Brian DeWagner founded the first no-fee lacrosse program in Sarnia in the fall of 2012. He had returned to Sarnia after several years at school in Michigan and then working in London, Ontario. He brought with him experience with a number of different social service agencies. However, it was an Athletic Department mentor from the University of Michigan who encouraged him to start a free lacrosse program in Sarnia. “I was in Ann Arbor visiting an amazing mentor of mine when he asked me how the Lacrosse program was going,” DeWagner explains. “I’d just relocated to Sarnia and was busy starting a family and adjusting to the change. I just didn’t have the time, or so I believed. I saw the disappointment in his face; he pushed me to get things going.”
The first program they ran was a girls’ program called Janie Lax. “We felt that we would have the biggest impact with the girls, but the response of the parents was very surprising.

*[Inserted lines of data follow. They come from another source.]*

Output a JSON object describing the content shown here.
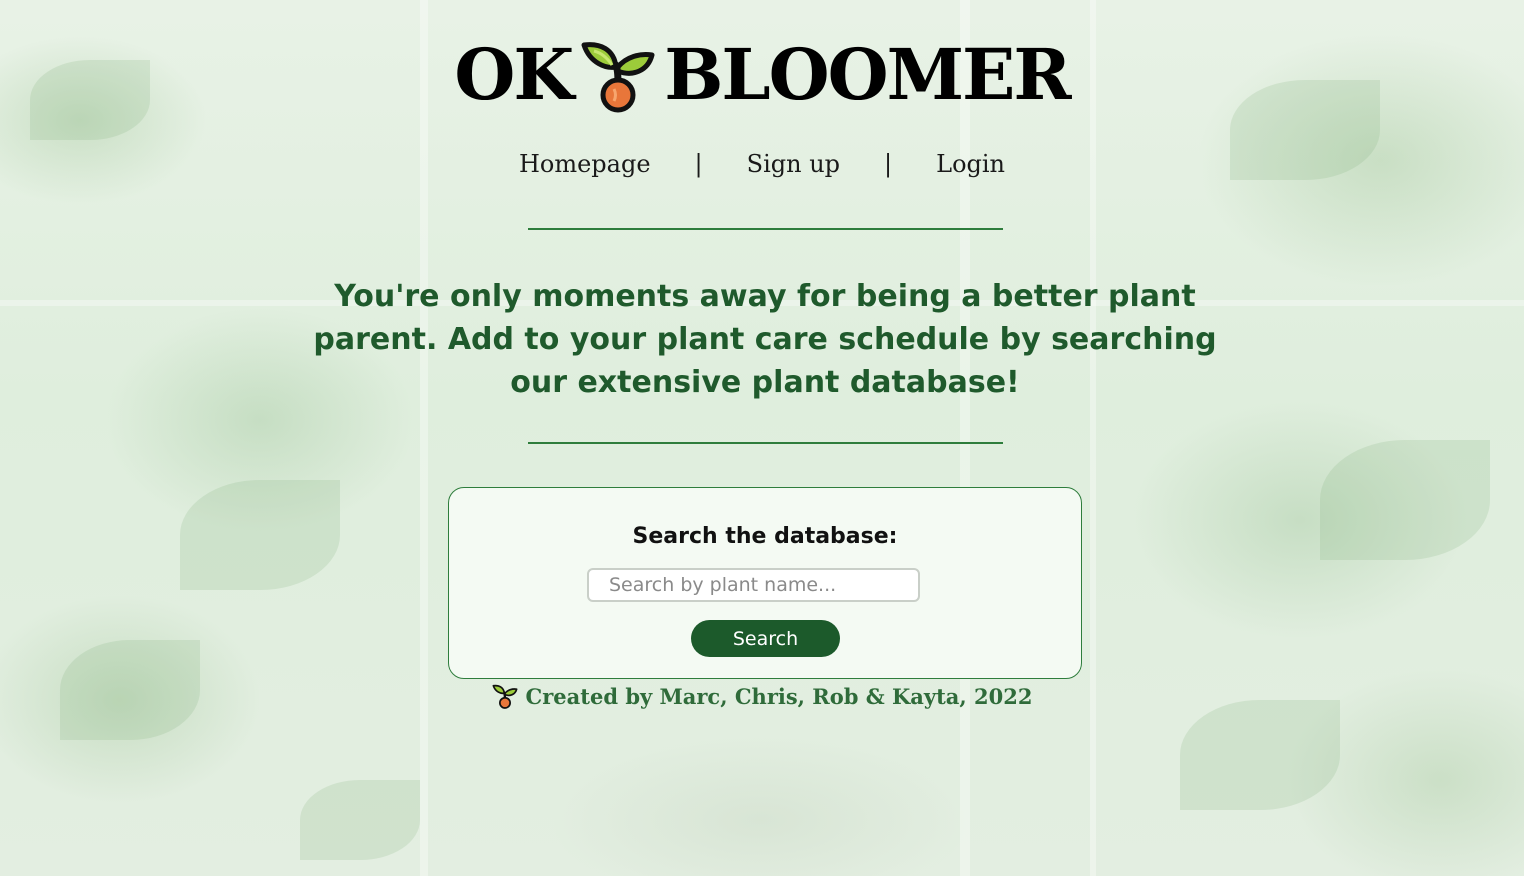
{
  "header": {
    "logo_left": "OK",
    "logo_right": "BLOOMER",
    "logo_icon": "sprout-icon"
  },
  "nav": {
    "items": [
      {
        "label": "Homepage"
      },
      {
        "label": "Sign up"
      },
      {
        "label": "Login"
      }
    ],
    "separator": "|"
  },
  "intro": {
    "text": "You're only moments away for being a better plant parent. Add to your plant care schedule by searching our extensive plant database!"
  },
  "search": {
    "title": "Search the database:",
    "placeholder": "Search by plant name...",
    "button_label": "Search"
  },
  "footer": {
    "icon": "sprout-icon",
    "text": "Created by Marc, Chris, Rob & Kayta, 2022"
  },
  "colors": {
    "accent_green": "#1c5a2b",
    "heading_green": "#1f5a2c",
    "rule_green": "#2e7d3c",
    "sprout_orange": "#e8763a",
    "sprout_leaf": "#9ccc3a"
  }
}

If you take care of someone’s child, if you do it with care and concern and with the best of intentions, then watch what happens to their parents. We’re selling belonging, opportunity, confidence and perspective. We’re trying to make some pretty awesome little people into pretty awesome big people and there’s piles of reward in that.” He received an initial donation of $500 from Michael Krupka, a Fortune 500 Capitalist and former Dartmouth Lacrosse Alumni. “The note he sent along with the cheque told us to go and change some lives, and we’ve taken that task seriously.” In the first year, twelve girls were involved in the program. Four years later, they now include more than one hundred girls.
Alongside the girls’ program, DeWagner offers boys drop-in clinics as well. “The early version of Jimmy Twohander was a way to do something really awesome and really different for local kids,” DeWagner explains. “It didn’t take long before I realized that so much of youth sport has been moulded by the same problems I saw in NCAA fieldhouses and stadiums. Everything was overly-professionalized, there were big financial models, too much adult involvement and unrealistic expectations. What I was doing was providing an alternative, and also proving a point. I wanted to reframe the way that people think about sport and community,” he explains.
Jimmy Twohander continues to provide programming that is free of charge. “It’s hard to deliver programs that are life-changing and culture-shifting that don’t cost anyone anything, except a donation if they afford one. We have costs like insurance and operating costs, but we don’t want the families to pay a registration fee.” They currently work with 28 NCAA partners. “We want to prove to people that sport can be a community model, not just a business model. It takes stakeholders and dedicated people to make it happen. That’s a hard thing for people to wrap their head around but we’re working on it.”
For more information, contact DeWagner at email@example.com.
This feature is part of an ongoing series on local organizations first published at “Year of Local” (www.yearoflocal.com). The features are also on a podcast which can be accessed here. For information on how to be involved, contact Rich Bouchard.